Exercise details: Give back every record exactly as written.

───── Given data ─────

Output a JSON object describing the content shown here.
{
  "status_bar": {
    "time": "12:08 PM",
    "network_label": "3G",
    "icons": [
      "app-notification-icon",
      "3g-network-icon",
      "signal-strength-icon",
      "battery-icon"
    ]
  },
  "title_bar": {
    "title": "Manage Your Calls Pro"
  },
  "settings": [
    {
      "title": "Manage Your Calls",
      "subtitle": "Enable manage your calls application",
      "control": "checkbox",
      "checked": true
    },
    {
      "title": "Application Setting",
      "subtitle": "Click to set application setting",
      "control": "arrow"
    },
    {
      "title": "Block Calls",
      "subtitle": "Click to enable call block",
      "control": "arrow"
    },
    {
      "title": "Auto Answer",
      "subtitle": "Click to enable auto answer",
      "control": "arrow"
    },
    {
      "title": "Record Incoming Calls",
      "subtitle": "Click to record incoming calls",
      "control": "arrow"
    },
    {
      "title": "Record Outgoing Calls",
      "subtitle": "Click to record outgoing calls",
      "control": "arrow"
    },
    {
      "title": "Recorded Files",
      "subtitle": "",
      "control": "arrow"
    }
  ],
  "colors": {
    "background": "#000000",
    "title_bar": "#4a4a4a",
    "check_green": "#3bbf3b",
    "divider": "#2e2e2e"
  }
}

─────

Completed exercise:
Output a JSON object describing the content shown here.
{
  "status_bar": {
    "time": "12:08 PM",
    "network_label": "3G",
    "icons": [
      "app-notification-icon",
      "3g-network-icon",
      "signal-strength-icon",
      "battery-icon"
    ]
  },
  "title_bar": {
    "title": "Manage Your Calls Pro"
  },
  "settings": [
    {
      "title": "Manage Your Calls",
      "subtitle": "Enable manage your calls application",
      "control": "checkbox",
      "checked": true
    },
    {
      "title": "Application Setting",
      "subtitle": "Click to set application setting",
      "control": "arrow"
    },
    {
      "title": "Block Calls",
      "subtitle": "Click to enable call block",
      "control": "arrow"
    },
    {
      "title": "Auto Answer",
      "subtitle": "Click to enable auto answer",
      "control": "arrow"
    },
    {
      "title": "Record Incoming Calls",
      "subtitle": "Click to record incoming calls",
      "control": "arrow"
    },
    {
      "title": "Record Outgoing Calls",
      "subtitle": "Click to record outgoing calls",
      "control": "arrow"
    },
    {
      "title": "Recorded Files",
      "subtitle": "",
      "control": "arrow"
    }
  ],
  "colors": {
    "background": "#000000",
    "title_bar": "#4a4a4a",
    "check_green": "#3bbf3b",
    "divider": "#2e2e2e"
  }
}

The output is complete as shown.